To consolidate private student loans or not to...
That is the question. This question popped up on several mailing lists with no direct answer. Here is what I'm doing:
Amidst special offers to consolidate, I am not going to.
NYU had a deal with Citibank (private student loans) to offer prime minus 1%, without it ever to exceed 8.25% or 8.5%. I believe if you consolidate your loan, you loose that offer. So anyway, I just called Sallie Mae with one of their special offer coupon codes, waited 15 minutes to talk to a rep, who told me that if I consolidated the loans, the interest rate would be between 7.75% to - 14.25% (yikes!), depending on your credit. ARE THEY KIDDING? I thought consolidation was to bump the interest lower, kind of like taking out a second mortgage. 14.25% is like not taking a loan out, and just using your credit card to pay for school, jeez, at least you could get 100,000 frequent flyer miles if you use a rewards credit card. 7.75% is if you have good credit. So I told that rep, look my interest rates are 7.25%, why would I want to use your service? And continued to tell her that Citibank offers a consolidation deal where it's prime minus .5% if you consolidate with them AND register to pay online, and then after 36 months of paying they know off another .5%. And she said that Sallie Mae doesn't do offer incentives like that. Also, don't go through the process of applying to see what rate you get because they do a credit check (similar to applying for a credit card), which adversely affects your credit score. What ever happened to the story that broke out about all these loan officers of various schools getting incentives from Citibank? I thought Citibank Student Loan Corporation was going to pay $33.7 billion to 2 million students. When is that schedule to happen? I called Sallie Mae (who was involved in that scandal), and of course the reps outsourced to India, didn't really know anything about that story. How convenient...
Reading the FINE PRINT:
-If you want to consolidate your loans to have one payment each month.
-It want to reduce your monthly payment amounts (but you'll end up paying your loan longer and more).
-Sacrificing the NYU deal that was made with Citibank (prime minus 1% capped at 8.5%).

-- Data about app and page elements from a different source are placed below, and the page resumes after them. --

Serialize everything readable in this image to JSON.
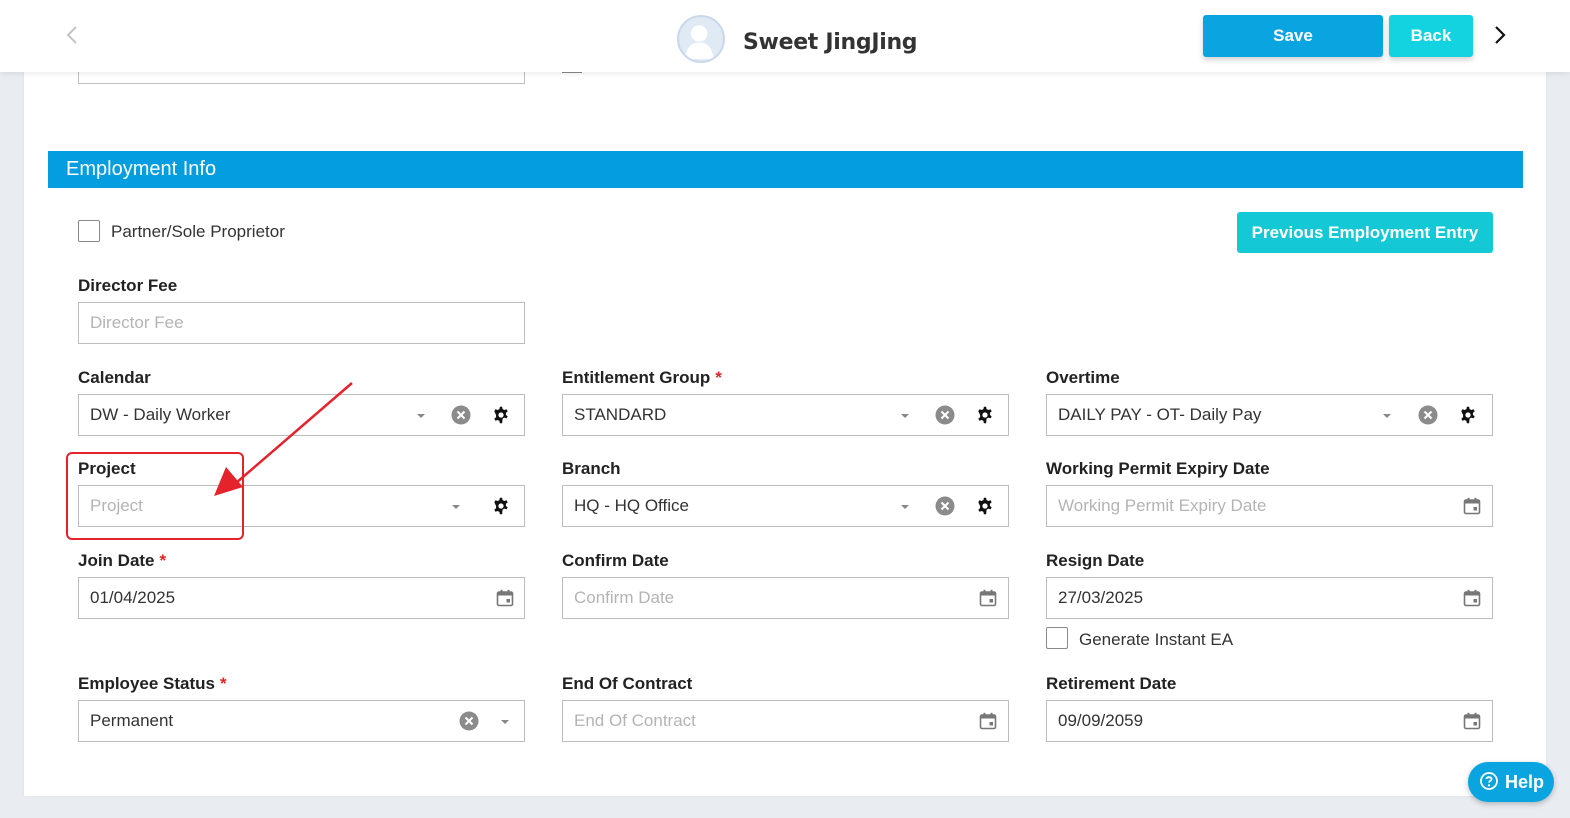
{
  "header": {
    "employee_name": "Sweet JingJing",
    "save_label": "Save",
    "back_label": "Back"
  },
  "section": {
    "title": "Employment Info",
    "previous_employment_label": "Previous Employment Entry"
  },
  "partner": {
    "label": "Partner/Sole Proprietor",
    "checked": false
  },
  "director_fee": {
    "label": "Director Fee",
    "placeholder": "Director Fee",
    "value": ""
  },
  "calendar": {
    "label": "Calendar",
    "value": "DW - Daily Worker"
  },
  "entitlement_group": {
    "label": "Entitlement Group",
    "required": "*",
    "value": "STANDARD"
  },
  "overtime": {
    "label": "Overtime",
    "value": "DAILY PAY - OT- Daily Pay"
  },
  "project": {
    "label": "Project",
    "placeholder": "Project",
    "value": ""
  },
  "branch": {
    "label": "Branch",
    "value": "HQ - HQ Office"
  },
  "working_permit": {
    "label": "Working Permit Expiry Date",
    "placeholder": "Working Permit Expiry Date",
    "value": ""
  },
  "join_date": {
    "label": "Join Date",
    "required": "*",
    "value": "01/04/2025"
  },
  "confirm_date": {
    "label": "Confirm Date",
    "placeholder": "Confirm Date",
    "value": ""
  },
  "resign_date": {
    "label": "Resign Date",
    "value": "27/03/2025"
  },
  "generate_ea": {
    "label": "Generate Instant EA",
    "checked": false
  },
  "employee_status": {
    "label": "Employee Status",
    "required": "*",
    "value": "Permanent"
  },
  "end_of_contract": {
    "label": "End Of Contract",
    "placeholder": "End Of Contract",
    "value": ""
  },
  "retirement_date": {
    "label": "Retirement Date",
    "value": "09/09/2059"
  },
  "help": {
    "label": "Help"
  },
  "colors": {
    "primary": "#0aa5e1",
    "accent": "#14d3e0",
    "section_header": "#039de0",
    "required": "#e02424",
    "annotation": "#e5232c"
  }
}
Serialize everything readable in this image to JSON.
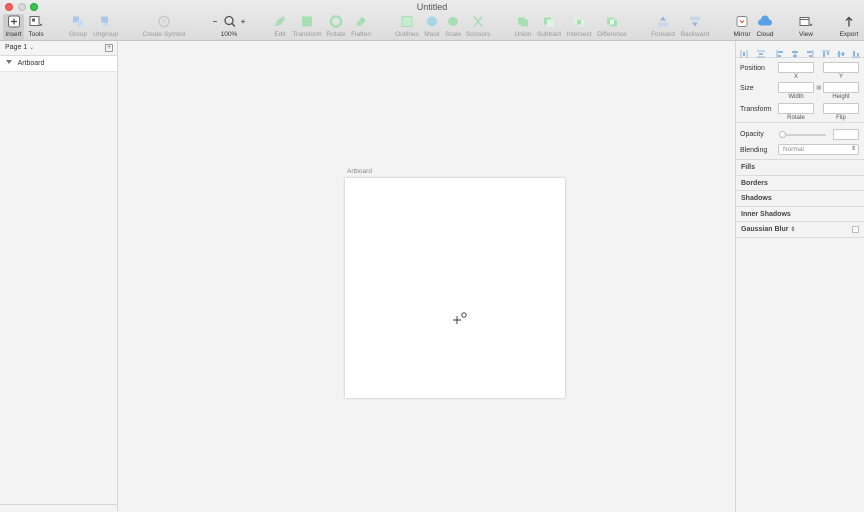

-You might have 2 or 3 payments, but if you're organized, this shouldn't bother you. You have to write out a separate check for each loan. Don't assume that you can add your loan amounts with Citibank, your payment will just go to one loan and not the others, then you'll incur late fees. Just kind of view these annoyances as micro payments.
Interesting story about Citigroup, CEO, Charles Prince, resigns after emergency meeting, but don't feel sorry for him because he gets to take part of our loan money home, specifically this amount:
$87 million on top of the roughly $53.1 million in pay he took home in the last four years... plus a pension worth $1.74 million and another one million stock options (estimated at $4 million).
Why this sloth should be skewered? He spins and wins his yacht. Funny that the New York Times link named this file 02jabba. Does that name coincide with Jabba, the Hutt because he kind of looks like Jabba anyway.
Wouldn't it be neat if Michael Moore did a documentary on privatizing student loans?